September 24, 2023

Parasite infestations and their potential hidden dangers are a constant threat to your furry pal. Fortunately, parasite screening and preventive measures can ensure your pet stays safe and healthy in every season. This comprehensive guide will cover the importance of parasite screening, various risks, and practical tips to safeguard your cat or dog from these harmful visitors. Let’s dive in!

Understanding the Need for Parasite Screening

What is a Parasite Screen?

So, what’s the big deal about a parasite screen? A parasite screen is a thorough examination conducted by your vet to identify the presence of any parasites in or on your pet. These tests may involve examining your pet’s feces, blood, or fur to check for parasites like fleas, ticks, heartworms, or intestinal worms.

How a Parasite Screen is Done

A typical visit to a San Jose vets clinic for a parasite screen involves collecting fecal samples, blood samples, and sometimes skin scrapings. In some cases, your vet may also use a special comb to identify any hidden fleas or ticks in your pet’s fur. Never underestimate the expertise of your trusted vet in detecting parasitic hitchhikers.

The Hidden Dangers of Parasite Infestations

It’s crucial to address the potential risks that these seemingly tiny enemies can pose, both to your pets and your family members.

Flea Infestations

Health Risks for Pets

Fleas can cause severe irritation, leading to constant scratching and even skin infections. Moreover, prolonged flea infestations can result in anemia, especially in young or debilitated animals.

Health Risks for Humans

Fleas may bite humans, causing skin irritation and potential allergic reactions. Flea-borne diseases like tapeworms or cat-scratch fever can also be transmitted to humans.

Tick Infestations

Health Risks for Pets

Tick-borne diseases such as Lyme disease, anaplasmosis, and ehrlichiosis can cause severe health complications in pets. These illnesses often manifest with symptoms like fever, lethargy, joint pain, and loss of appetite.

Health Risks for Humans

Tick bites can transmit various diseases to humans, including Lyme disease and Rocky Mountain spotted fever, posing serious health risks.

Mosquito-borne Diseases

Health Risks for Pets

Heartworm disease is a significant threat to dogs and cats, caused by the bite of an infected mosquito. Heartworms can lead to severe heart and lung damage and, if left untreated, can be fatal.

Health Risks for Humans

While pets are the primary targets, mosquito-borne illnesses like West Nile virus and Zika virus can also be transmitted to humans, posing serious health risks.

Intestinal Parasites

Health Risks for Pets

Intestinal parasites such as roundworms, hookworms, and tapeworms can cause gastrointestinal issues, malnutrition, and growth problems in pets.

Health Risks for Humans

Some intestinal parasites can also infect humans, causing conditions like toxocariasis or an intestinal tapeworm infection.

The Importance of Year-Round Parasite Protection

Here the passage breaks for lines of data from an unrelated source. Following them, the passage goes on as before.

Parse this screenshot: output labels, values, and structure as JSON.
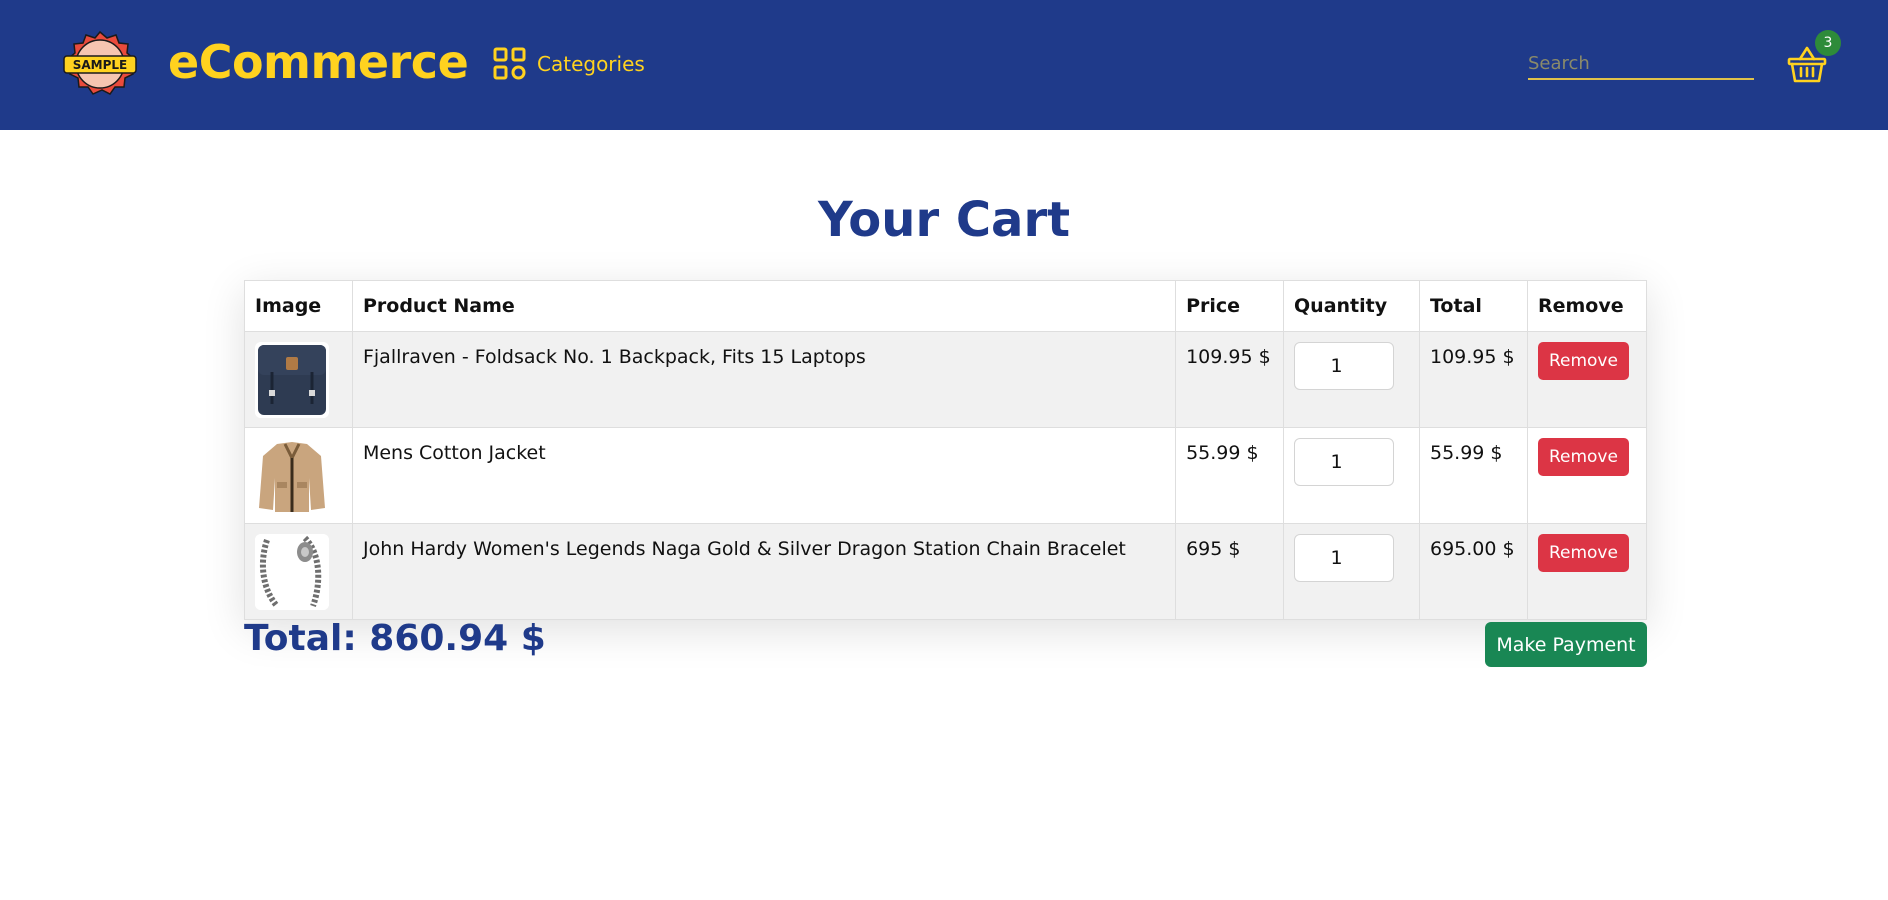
{
  "nav": {
    "logo_text": "SAMPLE",
    "brand": "eCommerce",
    "categories_label": "Categories",
    "search_placeholder": "Search",
    "cart_count": "3"
  },
  "cart": {
    "title": "Your Cart",
    "columns": [
      "Image",
      "Product Name",
      "Price",
      "Quantity",
      "Total",
      "Remove"
    ],
    "items": [
      {
        "name": "Fjallraven - Foldsack No. 1 Backpack, Fits 15 Laptops",
        "price": "109.95 $",
        "quantity": "1",
        "total": "109.95 $",
        "remove_label": "Remove",
        "image_icon": "backpack-image"
      },
      {
        "name": "Mens Cotton Jacket",
        "price": "55.99 $",
        "quantity": "1",
        "total": "55.99 $",
        "remove_label": "Remove",
        "image_icon": "jacket-image"
      },
      {
        "name": "John Hardy Women's Legends Naga Gold & Silver Dragon Station Chain Bracelet",
        "price": "695 $",
        "quantity": "1",
        "total": "695.00 $",
        "remove_label": "Remove",
        "image_icon": "bracelet-image"
      }
    ],
    "grand_total": "Total: 860.94 $",
    "pay_label": "Make Payment"
  },
  "colors": {
    "navbar": "#1f3a8a",
    "accent_yellow": "#ffd21f",
    "title_blue": "#1f3a8a",
    "remove_red": "#dc3545",
    "pay_green": "#198754",
    "badge_green": "#2e8b3a"
  }
}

Consistent, year-round parasite protection is vital to your pets’ health. Your pet’s indoor environment can be a perfect breeding ground for parasites regardless of the season. Using preventives helps minimize the risks of infestations and their accompanying health complications.

Tips for Keeping Your Pets Safe from Parasites

Besides annual parasite screening as part of a wellness visit, there are several other preventive measures pet owners can take to ensure their pet’s safety.

Regular Parasite Prevention Administration

Consistency is key when it comes to parasite prevention. Keep a routine schedule for administering dewormers, flea and tick preventatives, and heartworm preventatives.

Managing Pet Waste

Pet waste management is essential in the battle against parasite infestations. Promptly clean up after your pets, since parasite eggs may survive in the soil for long periods after being deposited.

Protecting Indoor-Only Pets

While recommended cat vaccines can prevent many common ailments, bear in mind that even indoor-only pets are at risk of parasites. Preventatives should be provided even to pets who are primarily indoors, as fleas, ticks, and mosquitoes can still find their way into your home.

Performing Routine Parasite Checks

Regularly inspect your pet’s fur and body for signs of parasites. Pay special attention to their collar, head, and groin areas. Remember, though, that performing checks alone is insufficient protection; it should always be accompanied by the use of preventatives.

Choosing the Right Parasite Preventives for Your Pet

With the wide range of parasite preventatives available, make sure to consult your vet to determine the most suitable option for your pet’s needs. This may include comprehensive small animal surgery to address severe infestations or complications due to parasites. Your vet will consider factors such as your pet’s lifestyle, environment, and the specific needs of their breed.


Dear pet owners, the health and well-being of your beloved furry friend are in your hands. Don’t let these pesky parasites wreak havoc on your pet’s life. Remember that prevention is always better than cure. Ensure regular parasite screenings and take the preventive measures discussed in this guide for a happy, healthy pet.